__What is required__:
Return the data exactly, without pictures.

__Records provided__:
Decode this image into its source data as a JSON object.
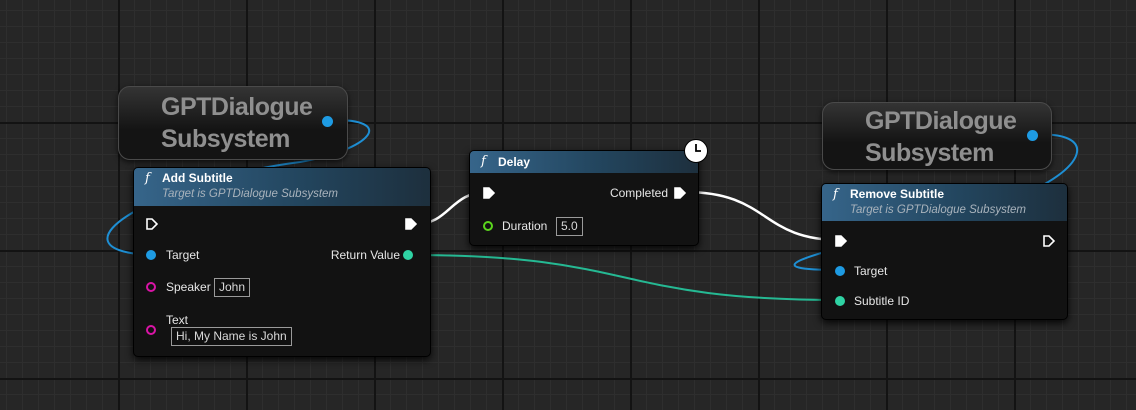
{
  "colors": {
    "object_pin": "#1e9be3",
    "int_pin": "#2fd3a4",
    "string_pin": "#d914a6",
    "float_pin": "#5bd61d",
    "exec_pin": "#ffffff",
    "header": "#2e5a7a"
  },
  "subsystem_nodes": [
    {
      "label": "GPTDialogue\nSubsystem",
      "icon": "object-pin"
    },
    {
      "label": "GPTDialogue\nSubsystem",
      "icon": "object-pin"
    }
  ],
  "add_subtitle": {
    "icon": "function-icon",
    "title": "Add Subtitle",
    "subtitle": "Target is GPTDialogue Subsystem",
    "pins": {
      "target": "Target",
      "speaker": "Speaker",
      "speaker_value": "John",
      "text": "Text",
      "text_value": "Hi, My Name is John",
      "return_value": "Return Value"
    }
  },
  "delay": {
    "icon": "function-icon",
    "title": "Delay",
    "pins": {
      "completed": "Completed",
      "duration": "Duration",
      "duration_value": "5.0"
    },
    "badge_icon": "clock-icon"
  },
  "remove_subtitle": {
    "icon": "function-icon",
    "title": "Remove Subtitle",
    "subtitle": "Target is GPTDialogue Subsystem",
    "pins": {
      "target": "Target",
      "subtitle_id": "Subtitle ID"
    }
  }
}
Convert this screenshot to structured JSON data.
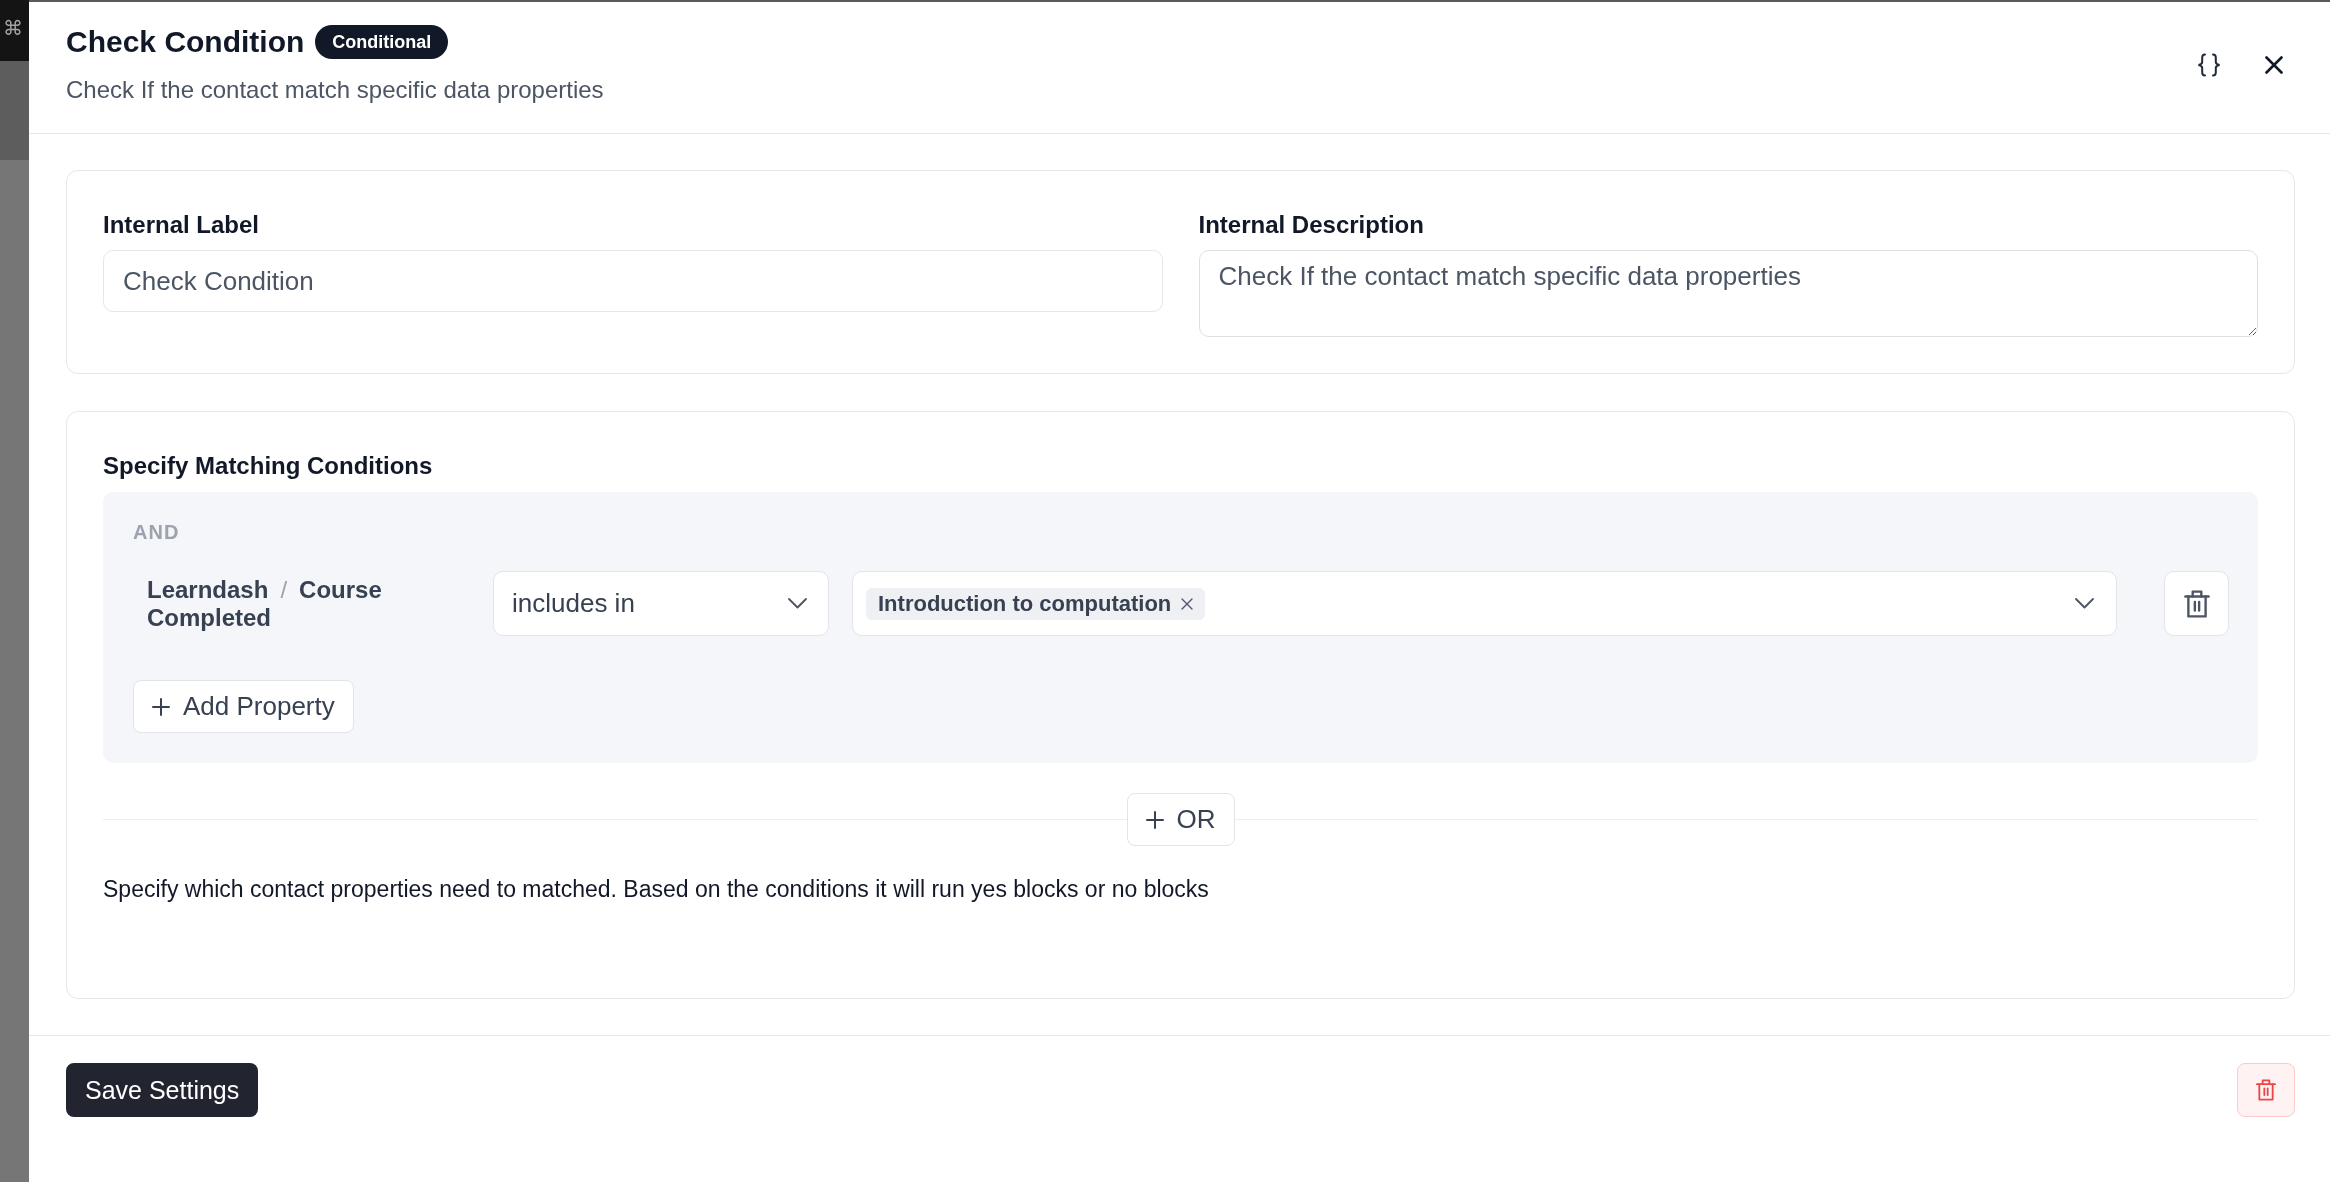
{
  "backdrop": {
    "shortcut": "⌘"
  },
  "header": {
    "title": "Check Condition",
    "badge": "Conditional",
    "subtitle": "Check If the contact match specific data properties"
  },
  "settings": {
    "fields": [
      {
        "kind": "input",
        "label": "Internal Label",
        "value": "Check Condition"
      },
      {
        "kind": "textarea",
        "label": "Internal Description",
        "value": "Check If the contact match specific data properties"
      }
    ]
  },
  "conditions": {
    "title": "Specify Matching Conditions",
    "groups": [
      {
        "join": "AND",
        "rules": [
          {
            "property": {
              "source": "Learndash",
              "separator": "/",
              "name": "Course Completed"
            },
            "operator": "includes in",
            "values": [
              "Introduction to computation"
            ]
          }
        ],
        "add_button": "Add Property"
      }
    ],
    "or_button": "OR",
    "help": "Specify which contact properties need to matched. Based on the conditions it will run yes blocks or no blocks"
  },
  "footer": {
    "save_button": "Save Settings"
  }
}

__Written answer__:
Decode this image into its source data as a JSON object.
{
  "colors": {
    "object_pin": "#1e9be3",
    "int_pin": "#2fd3a4",
    "string_pin": "#d914a6",
    "float_pin": "#5bd61d",
    "exec_pin": "#ffffff",
    "header": "#2e5a7a"
  },
  "subsystem_nodes": [
    {
      "label": "GPTDialogue\nSubsystem",
      "icon": "object-pin"
    },
    {
      "label": "GPTDialogue\nSubsystem",
      "icon": "object-pin"
    }
  ],
  "add_subtitle": {
    "icon": "function-icon",
    "title": "Add Subtitle",
    "subtitle": "Target is GPTDialogue Subsystem",
    "pins": {
      "target": "Target",
      "speaker": "Speaker",
      "speaker_value": "John",
      "text": "Text",
      "text_value": "Hi, My Name is John",
      "return_value": "Return Value"
    }
  },
  "delay": {
    "icon": "function-icon",
    "title": "Delay",
    "pins": {
      "completed": "Completed",
      "duration": "Duration",
      "duration_value": "5.0"
    },
    "badge_icon": "clock-icon"
  },
  "remove_subtitle": {
    "icon": "function-icon",
    "title": "Remove Subtitle",
    "subtitle": "Target is GPTDialogue Subsystem",
    "pins": {
      "target": "Target",
      "subtitle_id": "Subtitle ID"
    }
  }
}
Convert this screenshot to structured JSON data.
{
  "backdrop": {
    "shortcut": "⌘"
  },
  "header": {
    "title": "Check Condition",
    "badge": "Conditional",
    "subtitle": "Check If the contact match specific data properties"
  },
  "settings": {
    "fields": [
      {
        "kind": "input",
        "label": "Internal Label",
        "value": "Check Condition"
      },
      {
        "kind": "textarea",
        "label": "Internal Description",
        "value": "Check If the contact match specific data properties"
      }
    ]
  },
  "conditions": {
    "title": "Specify Matching Conditions",
    "groups": [
      {
        "join": "AND",
        "rules": [
          {
            "property": {
              "source": "Learndash",
              "separator": "/",
              "name": "Course Completed"
            },
            "operator": "includes in",
            "values": [
              "Introduction to computation"
            ]
          }
        ],
        "add_button": "Add Property"
      }
    ],
    "or_button": "OR",
    "help": "Specify which contact properties need to matched. Based on the conditions it will run yes blocks or no blocks"
  },
  "footer": {
    "save_button": "Save Settings"
  }
}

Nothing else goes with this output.